All across Western Europe last week, consumers were looking at bottles of Italian wine with suspicion and alarm. And with good reason: eight Italians died and some 30 were hospitalized after drinking red Odore Barbera, a northern Italian wine that was contaminated by as much as 5.7% methyl alcohol, a deadly dose way above the legally permitted limit of .3%. The scandal widened when a woman from the Piedmont region of northern Italy was hospitalized after drinking a bottle of Fraris Dolcetto del Piedmonte that contained methyl alcohol, which is normally used in antifreeze.
Italian officials reacted swiftly, fearing that the disaster could badly damage a wine industry that accounted for $953 million in exports last year. Italian Agriculture Minister Filippo Maria Pandolfi announced a new regulation that requires all wine marked for export to carry a government certificate of purity. Francesco Artale, director of the largest association of Italian winegrowers, tried to reassure customers in the U.S., which is Italy's biggest export market. Said he: "I can categorically exclude the possibility that any Italian wine sold in the United States has been adulterated."
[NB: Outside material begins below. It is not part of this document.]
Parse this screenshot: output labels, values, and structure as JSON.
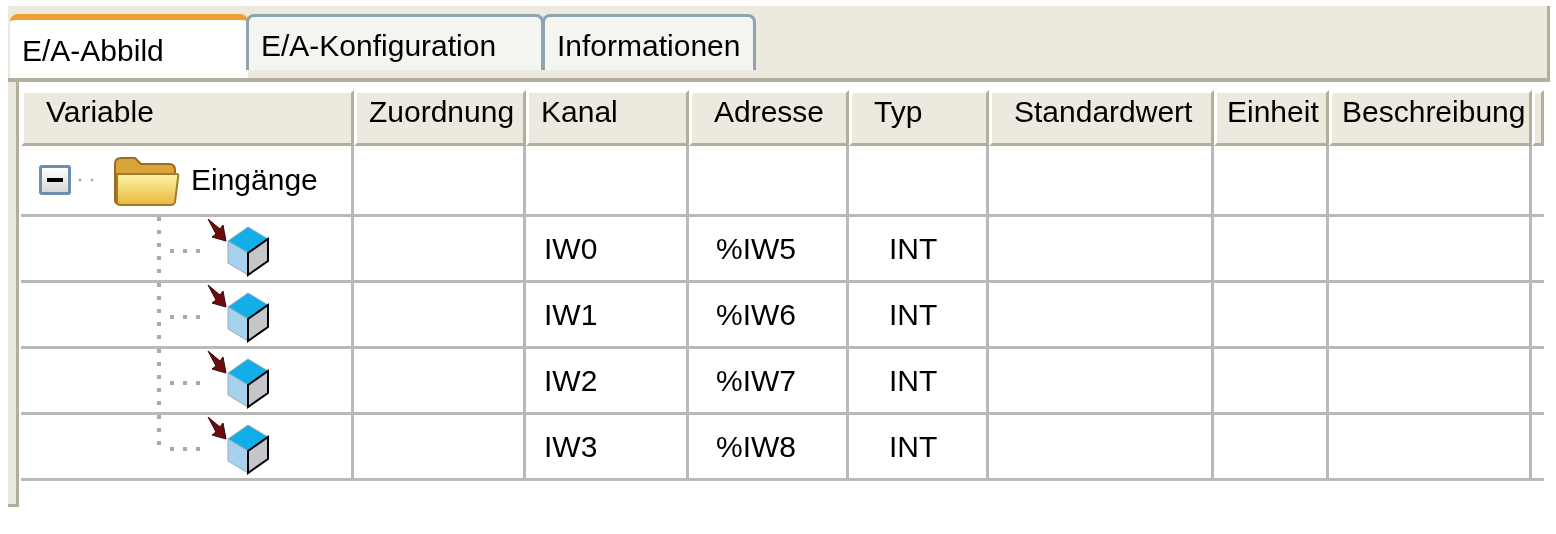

No such guarantees could be offered to fellow Europeans. The French were particularly concerned, since their importers not only sell Italian wine in supermarkets but also bring in bulk brands from Italy to fortify local products. At the ports of Sete and Marseilles, officials sequestered tankers carrying some 4.4 million gal. of southern Italian wine and dumped it after discovering contamination. West Germany tracked down 1,600 bottles of tainted Barbera in a warehouse near Karslruhe. Britain and Austria removed bottles of the wine from store shelves.
The contamination may have resulted from a criminal effort by one or more wine dealers to boost their profits. Because the price of bulk wine is determined in part by its alcohol content, some wine dealers have on occasion added methyl, or wood, alcohol to their product. That increases the alcohol content of the wine and thus raises its value. But unlike the ethyl alcohol that is naturally found in wine, methyl alcohol in sizable doses can produce blindness and death. In this case, someone negligently or maliciously added too much methyl alcohol to the wine.
Italian police traced the poisoned Barbera to Giovanni Ciravegna, 57, and his son Daniele, 27, who run a wine-distribution outlet in Piedmont. They were arrested on multiple charges of manslaughter. Police suspect that the two men bought the adulterated wine from Antonio Fusco, a vintner from the southern region of Taranto. But Fusco insists that he is innocent, claiming "an act of sabotage has been carried out."